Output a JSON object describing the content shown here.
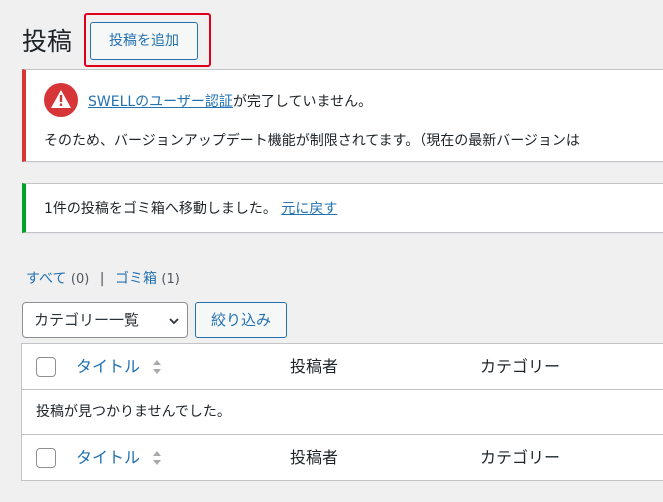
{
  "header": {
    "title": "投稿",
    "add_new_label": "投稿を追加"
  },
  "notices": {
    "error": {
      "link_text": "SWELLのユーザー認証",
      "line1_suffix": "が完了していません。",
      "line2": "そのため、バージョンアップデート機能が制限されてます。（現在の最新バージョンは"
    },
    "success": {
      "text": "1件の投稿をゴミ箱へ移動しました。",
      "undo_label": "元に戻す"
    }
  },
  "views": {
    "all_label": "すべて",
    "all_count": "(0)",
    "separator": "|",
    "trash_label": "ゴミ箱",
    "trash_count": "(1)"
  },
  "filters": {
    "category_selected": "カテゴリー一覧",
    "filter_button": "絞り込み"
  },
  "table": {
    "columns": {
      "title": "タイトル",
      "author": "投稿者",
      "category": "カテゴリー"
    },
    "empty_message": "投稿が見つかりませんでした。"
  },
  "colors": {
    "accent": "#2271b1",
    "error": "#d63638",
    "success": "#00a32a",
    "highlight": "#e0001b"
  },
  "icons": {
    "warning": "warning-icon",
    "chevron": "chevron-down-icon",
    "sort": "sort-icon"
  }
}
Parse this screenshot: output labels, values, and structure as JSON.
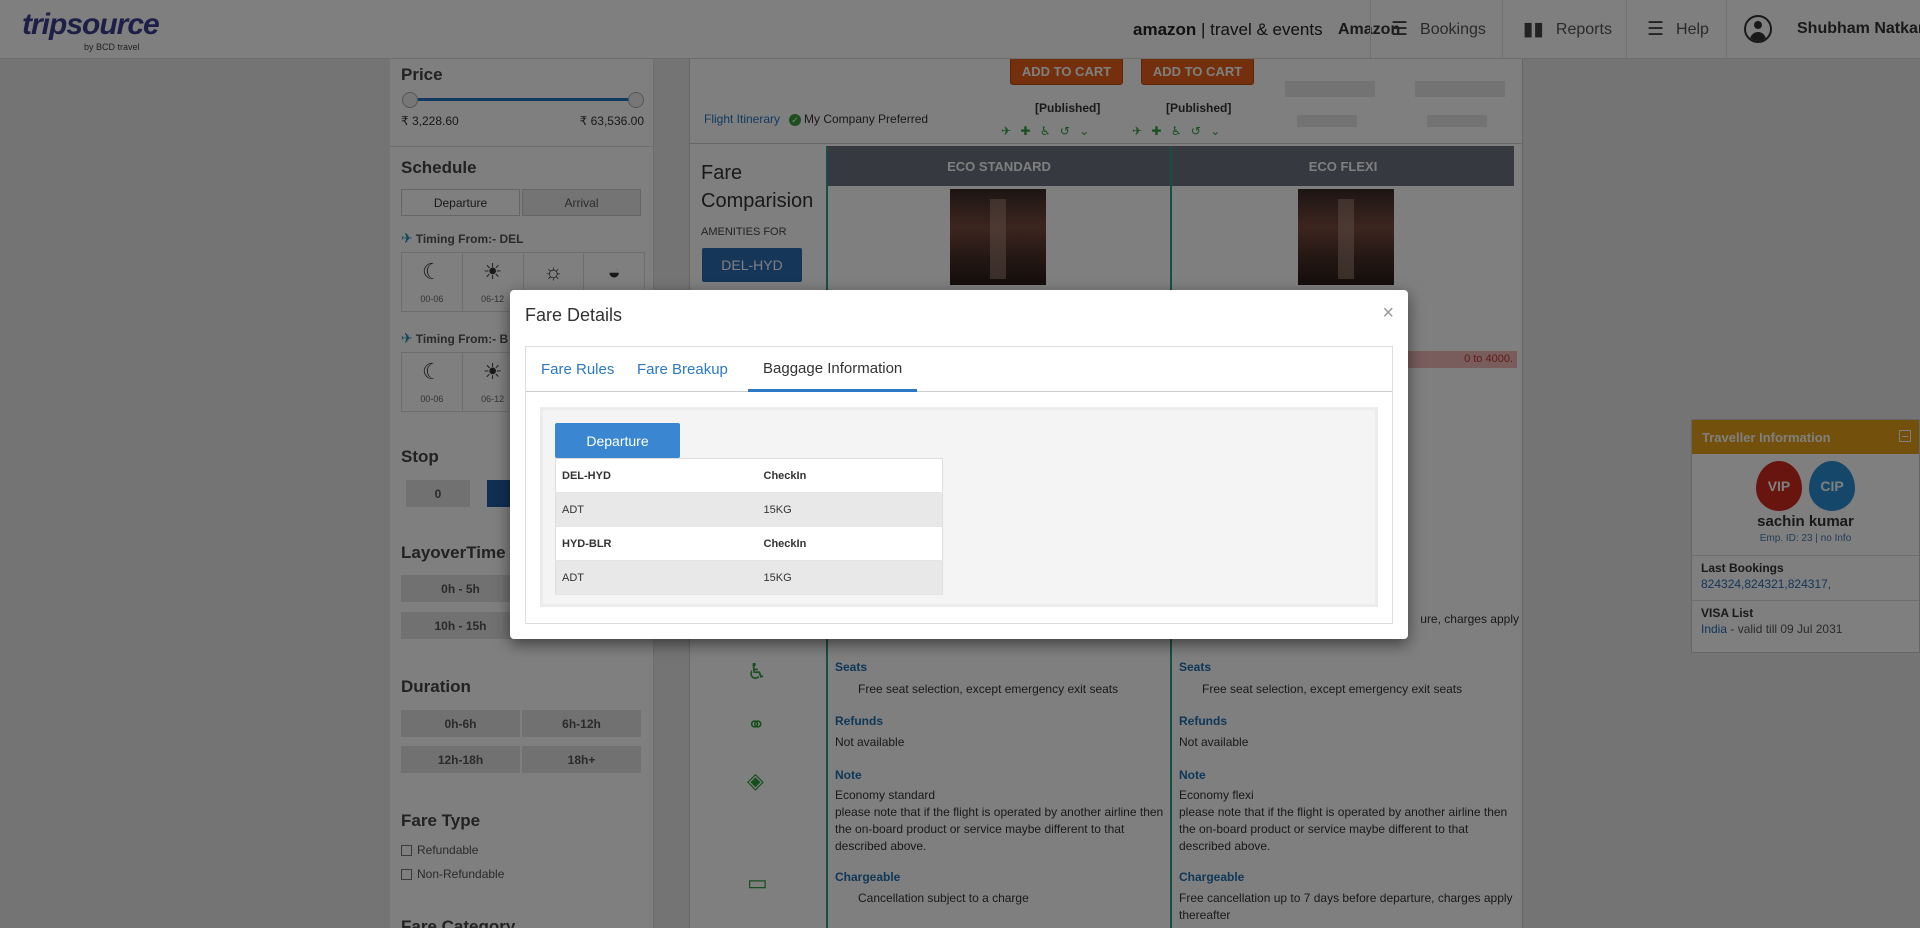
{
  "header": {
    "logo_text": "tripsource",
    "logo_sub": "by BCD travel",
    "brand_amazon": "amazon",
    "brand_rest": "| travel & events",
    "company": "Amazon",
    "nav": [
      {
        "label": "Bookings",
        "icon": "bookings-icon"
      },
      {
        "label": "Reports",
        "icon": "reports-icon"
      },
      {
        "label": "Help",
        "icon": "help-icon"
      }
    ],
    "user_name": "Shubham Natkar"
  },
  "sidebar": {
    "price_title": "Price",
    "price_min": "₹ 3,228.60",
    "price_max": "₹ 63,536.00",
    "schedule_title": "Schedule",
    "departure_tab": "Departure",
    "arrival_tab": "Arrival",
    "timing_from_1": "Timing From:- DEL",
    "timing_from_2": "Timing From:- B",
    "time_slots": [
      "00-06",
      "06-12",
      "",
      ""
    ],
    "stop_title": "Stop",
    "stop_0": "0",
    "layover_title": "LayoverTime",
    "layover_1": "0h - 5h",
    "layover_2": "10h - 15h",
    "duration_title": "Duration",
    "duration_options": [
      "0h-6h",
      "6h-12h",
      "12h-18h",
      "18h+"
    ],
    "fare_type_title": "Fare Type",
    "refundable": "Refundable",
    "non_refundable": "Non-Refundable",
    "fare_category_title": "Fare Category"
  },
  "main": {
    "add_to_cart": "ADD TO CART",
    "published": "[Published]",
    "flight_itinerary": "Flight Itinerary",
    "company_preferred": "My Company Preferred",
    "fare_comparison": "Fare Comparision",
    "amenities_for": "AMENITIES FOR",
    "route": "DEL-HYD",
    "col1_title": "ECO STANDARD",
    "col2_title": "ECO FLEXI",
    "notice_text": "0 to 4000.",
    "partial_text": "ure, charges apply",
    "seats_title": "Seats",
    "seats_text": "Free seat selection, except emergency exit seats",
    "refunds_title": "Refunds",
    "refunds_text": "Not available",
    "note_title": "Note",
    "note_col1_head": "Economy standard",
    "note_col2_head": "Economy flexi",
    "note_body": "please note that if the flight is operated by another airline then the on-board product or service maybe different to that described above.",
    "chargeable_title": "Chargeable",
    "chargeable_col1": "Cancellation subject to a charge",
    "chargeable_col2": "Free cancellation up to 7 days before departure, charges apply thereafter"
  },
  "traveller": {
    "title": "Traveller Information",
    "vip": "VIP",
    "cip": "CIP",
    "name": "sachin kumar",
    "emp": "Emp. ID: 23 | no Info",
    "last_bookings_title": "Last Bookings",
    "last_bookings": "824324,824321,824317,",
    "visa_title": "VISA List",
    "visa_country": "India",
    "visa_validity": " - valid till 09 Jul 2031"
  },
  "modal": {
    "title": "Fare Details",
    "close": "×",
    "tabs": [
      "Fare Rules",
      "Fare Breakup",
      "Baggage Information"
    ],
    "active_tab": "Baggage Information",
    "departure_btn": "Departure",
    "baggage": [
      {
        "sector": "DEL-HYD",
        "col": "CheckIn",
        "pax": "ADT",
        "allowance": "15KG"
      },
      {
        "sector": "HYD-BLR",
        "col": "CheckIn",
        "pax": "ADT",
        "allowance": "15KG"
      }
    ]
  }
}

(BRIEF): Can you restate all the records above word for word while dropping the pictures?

(SOLUTION FOR THIS EXERCISE):
Output a JSON object describing the content shown here.
{
  "header": {
    "title": "投稿",
    "add_new_label": "投稿を追加"
  },
  "notices": {
    "error": {
      "link_text": "SWELLのユーザー認証",
      "line1_suffix": "が完了していません。",
      "line2": "そのため、バージョンアップデート機能が制限されてます。（現在の最新バージョンは"
    },
    "success": {
      "text": "1件の投稿をゴミ箱へ移動しました。",
      "undo_label": "元に戻す"
    }
  },
  "views": {
    "all_label": "すべて",
    "all_count": "(0)",
    "separator": "|",
    "trash_label": "ゴミ箱",
    "trash_count": "(1)"
  },
  "filters": {
    "category_selected": "カテゴリー一覧",
    "filter_button": "絞り込み"
  },
  "table": {
    "columns": {
      "title": "タイトル",
      "author": "投稿者",
      "category": "カテゴリー"
    },
    "empty_message": "投稿が見つかりませんでした。"
  },
  "colors": {
    "accent": "#2271b1",
    "error": "#d63638",
    "success": "#00a32a",
    "highlight": "#e0001b"
  },
  "icons": {
    "warning": "warning-icon",
    "chevron": "chevron-down-icon",
    "sort": "sort-icon"
  }
}
Parse this screenshot: output labels, values, and structure as JSON.
{
  "header": {
    "logo_text": "tripsource",
    "logo_sub": "by BCD travel",
    "brand_amazon": "amazon",
    "brand_rest": "| travel & events",
    "company": "Amazon",
    "nav": [
      {
        "label": "Bookings",
        "icon": "bookings-icon"
      },
      {
        "label": "Reports",
        "icon": "reports-icon"
      },
      {
        "label": "Help",
        "icon": "help-icon"
      }
    ],
    "user_name": "Shubham Natkar"
  },
  "sidebar": {
    "price_title": "Price",
    "price_min": "₹ 3,228.60",
    "price_max": "₹ 63,536.00",
    "schedule_title": "Schedule",
    "departure_tab": "Departure",
    "arrival_tab": "Arrival",
    "timing_from_1": "Timing From:- DEL",
    "timing_from_2": "Timing From:- B",
    "time_slots": [
      "00-06",
      "06-12",
      "",
      ""
    ],
    "stop_title": "Stop",
    "stop_0": "0",
    "layover_title": "LayoverTime",
    "layover_1": "0h - 5h",
    "layover_2": "10h - 15h",
    "duration_title": "Duration",
    "duration_options": [
      "0h-6h",
      "6h-12h",
      "12h-18h",
      "18h+"
    ],
    "fare_type_title": "Fare Type",
    "refundable": "Refundable",
    "non_refundable": "Non-Refundable",
    "fare_category_title": "Fare Category"
  },
  "main": {
    "add_to_cart": "ADD TO CART",
    "published": "[Published]",
    "flight_itinerary": "Flight Itinerary",
    "company_preferred": "My Company Preferred",
    "fare_comparison": "Fare Comparision",
    "amenities_for": "AMENITIES FOR",
    "route": "DEL-HYD",
    "col1_title": "ECO STANDARD",
    "col2_title": "ECO FLEXI",
    "notice_text": "0 to 4000.",
    "partial_text": "ure, charges apply",
    "seats_title": "Seats",
    "seats_text": "Free seat selection, except emergency exit seats",
    "refunds_title": "Refunds",
    "refunds_text": "Not available",
    "note_title": "Note",
    "note_col1_head": "Economy standard",
    "note_col2_head": "Economy flexi",
    "note_body": "please note that if the flight is operated by another airline then the on-board product or service maybe different to that described above.",
    "chargeable_title": "Chargeable",
    "chargeable_col1": "Cancellation subject to a charge",
    "chargeable_col2": "Free cancellation up to 7 days before departure, charges apply thereafter"
  },
  "traveller": {
    "title": "Traveller Information",
    "vip": "VIP",
    "cip": "CIP",
    "name": "sachin kumar",
    "emp": "Emp. ID: 23 | no Info",
    "last_bookings_title": "Last Bookings",
    "last_bookings": "824324,824321,824317,",
    "visa_title": "VISA List",
    "visa_country": "India",
    "visa_validity": " - valid till 09 Jul 2031"
  },
  "modal": {
    "title": "Fare Details",
    "close": "×",
    "tabs": [
      "Fare Rules",
      "Fare Breakup",
      "Baggage Information"
    ],
    "active_tab": "Baggage Information",
    "departure_btn": "Departure",
    "baggage": [
      {
        "sector": "DEL-HYD",
        "col": "CheckIn",
        "pax": "ADT",
        "allowance": "15KG"
      },
      {
        "sector": "HYD-BLR",
        "col": "CheckIn",
        "pax": "ADT",
        "allowance": "15KG"
      }
    ]
  }
}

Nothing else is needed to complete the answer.